In February last year, a Queensland couple was jailed over a similar visa-marriage scam after being found guilty of organising 16 sham marriages, mostly involving Indian men desperate to stay in Australia.

However, earlier this year, the couple won an appeal against their conviction and a retrial in just one case of alleged fake marriage was ordered.

PM declares intent to slash immigration numbers

PM declares intent to slash immigration numbers

Scott Morrison said Australia should only accept as much people as “our infrastructure can support”.

Prime Minister Scott Morrison has flagged a cut to immigration, declaring Sydney and Melbourne at capacity and he is ready to agree to state calls for curbs to new Australians.

But Mr Morrison predicted regional centres, including Rockhampton in Queensland, Tasmania and Adelaide, want more migrants and have the capacity to accept more new arrivals.

The Prime Minister’s confirmation he wants to slash immigration to Australia’s largest capital cities follows NSW Premier Gladys Berejiklian’s call to halve the migration intake on the grounds that “rates have gone through the roof”.

Broadcaster Alan Jones pressed the Mr Morrison on immigration levels during his Radio 2GB program Wednesday, warning that it was a “big issue” for voters.

Mr Jones asserted that Australia had the highest per capita immigration intake in the world.

“What our immigration policy should be is the sum of the number that our infrastructure can support,” Mr Morrison replied.

“Instead of doing a top down approach, what I am doing with the states and territories now is saying, ‘you tell me. You tell me how many people you can accommodate … around your state’.” he said.

“Our immigration numbers will be based on how many people those states can support.”

Mr Jones interjected that people will say that means an immigration cut.

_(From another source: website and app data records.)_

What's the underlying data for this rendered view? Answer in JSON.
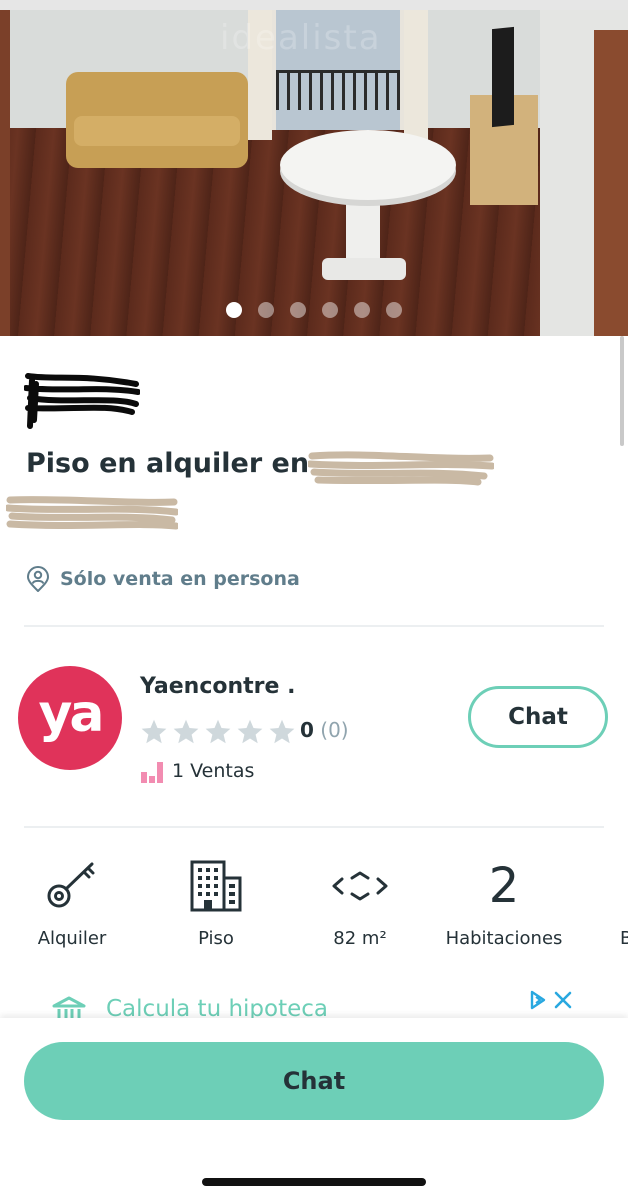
{
  "carousel": {
    "watermark": "idealista",
    "photo_count": 6,
    "active_index": 0
  },
  "listing": {
    "title": "Piso en alquiler en",
    "in_person_label": "Sólo venta en persona"
  },
  "seller": {
    "avatar_text": "ya",
    "avatar_color": "#e0335a",
    "name": "Yaencontre .",
    "stars_filled": 0,
    "rating_value": "0",
    "rating_count": "(0)",
    "sales_label": "1 Ventas",
    "chat_label": "Chat"
  },
  "attributes": [
    {
      "icon": "key-icon",
      "label": "Alquiler"
    },
    {
      "icon": "building-icon",
      "label": "Piso"
    },
    {
      "icon": "area-icon",
      "label": "82 m²"
    },
    {
      "value": "2",
      "label": "Habitaciones"
    },
    {
      "label": "B"
    }
  ],
  "ad": {
    "icon": "bank-icon",
    "text": "Calcula tu hipoteca"
  },
  "bottom": {
    "chat_label": "Chat"
  },
  "colors": {
    "accent": "#6dcfb7",
    "text_primary": "#253238",
    "text_secondary": "#607d8b",
    "star_empty": "#cfd8dc",
    "sales_icon": "#f28cb1"
  }
}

“Well, we will do the sums and in Sydney and Melbourne I think that’s true,” Mr Morrison said.

“But they say they can take an extra 10,000 people here in Rockhampton. In Adelaide they want more people and more jobs. In Tasmania they are increasing their population and they want more,” he said.

Earlier this year Ms Berejiklian established an expert panel to build the case for a lower immigration policy to take to the Federal Government next year.

The Prime Minister and Mr Jones also clashed over climate change policy and the Paris agreement during the interview.

“You don’t need Paris. Rip it up!”,” Mr Jones said.

Mr Morrison replied that Pairs was “important to our Pacific neighbours”.

“Why? Because global warming is going to wash away islands in the Pacific? That’s crap,” Mr Jones answered.

Mr Morrison said Mr Jones was “entitled to that view” and the region was also entitled to its view.

“Do you think that Bondi Beach is going to end up in Bathurst?,” Mr Jones asked, in reference to warning of rising sea levels.

“No, I don’t think that at all,” Mr Morrison said.